Before we move forward, let’s take a quick step back to paint the picture of perspective. Prior to having a consulting business we had the pleasure of working for what is now Voice Media. I was asked to move from Denver to Cleveland and another colleague was asked to move from Dallas to Cleveland.
It was in Cleveland where we had our first glimpse of the work ethic that is so strong in “Middle-America”. Remember it is one thing to hear about Joe The Plumber, it’s another thing to experience working with him.
Often times we were hiring people just out of college and beginning their sales careers. Or perhaps it was someone who was looking for their 2nd or 3rd job but was not afforded the opportunity to go to college. In either case they had that special something we all look for in employees. The desire to work hard, not because they have to, but because they want to.
As we got to know our sales team we learned many of them were raised in a family where the parents worked and met a factory. For me this was new. I grew up in the south, my father sells insurance, and my mother is a financial planner. So I found this fascinating. I had one person whose parents met on the 2nd shift at the Dirt Devil factory and had been there 20+ years. His work ethic was impeccable. He always wanted to learn, always volunteered. He once told me that he would volunteer for the crappy things than so that he would be top of mind when I needed someone to help with the exciting things. He was right of course. He was always the “go-to” guy.
We then saw this scenario repeat itself when was asked to move an inside sales team for a large educational software company from the San Francisco Bay Area to Des Moines (Riverdeep Interactive Learning (now Houghton Mifflin Harcourt) People asked me if I thought the people could find the right talent. I said, absolutely.
Yes, you can teach people how to work hard and you can teach people to sell. However when you can find people that will come to work with this trait already ingrained it makes start-up life so much easier and pleasurable.
So fast-forward to present day. Yes, Silicon Valley, Austin, and NY will always be “hot” when it comes to the start-up world. People will always flock to these cities and they should. They should have the life experience that these cities offer.
But here is a little secret people do not tell you about. Often times someone moves away from a city like St. Louis, Detroit, even Chicago to test the open-waters. But what ultimately happens is that they come home. Maybe they miss the mid-west lifestyle, perhaps they miss family, or maybe they want to be a part of something big but closer to home. Whatever the reason, a lot of folks who leave often come back bringing their knowledge and experience with them.
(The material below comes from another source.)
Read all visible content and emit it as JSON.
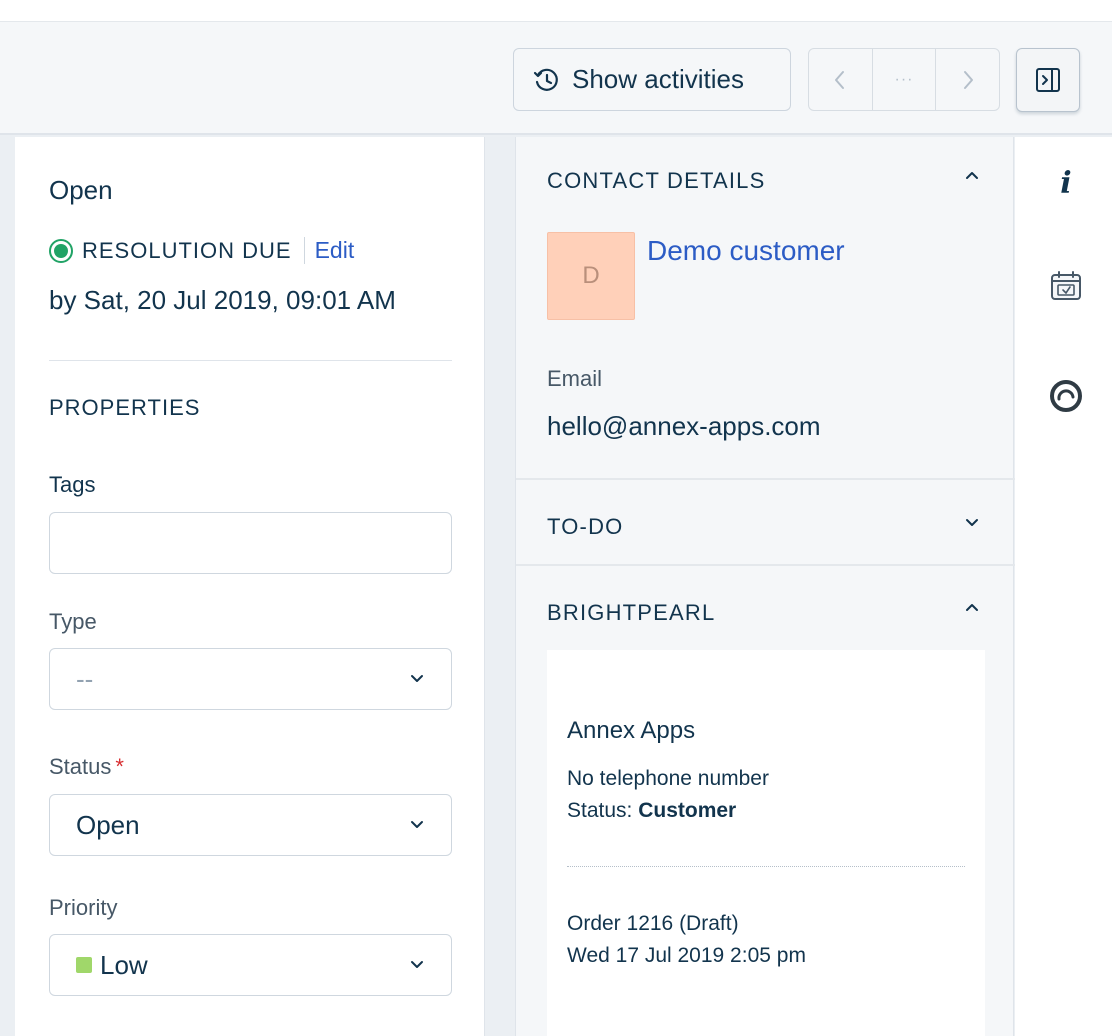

If you are a company looking to hire, and frankly you don’t have to be a Midwest start-up to do this, be sure you ask your future employees about their work ethic. Ask them to describe theirs. Then ask them where they learned it and from whom.
It is not about San Francisco vs. St. Louis, or Detroit vs. New York. It’s not about which city is the “best city” for start-ups. What this is really about are the values people bring to the job. And to all the Midwest start-ups in Ann Arbor, Chicago, Cleveland, Des Moines, Detroit, Indianapolis, Madison, St. Louis, and everywhere in between, “Thank you for your hard work.” Keep innovating. And frankly, you are not up and coming like many of the articles I’ve read, you’ve been here the whole time.
Feel free to share your experiences and if you’d like to know more about how we help companies grow their sales revenues contact us.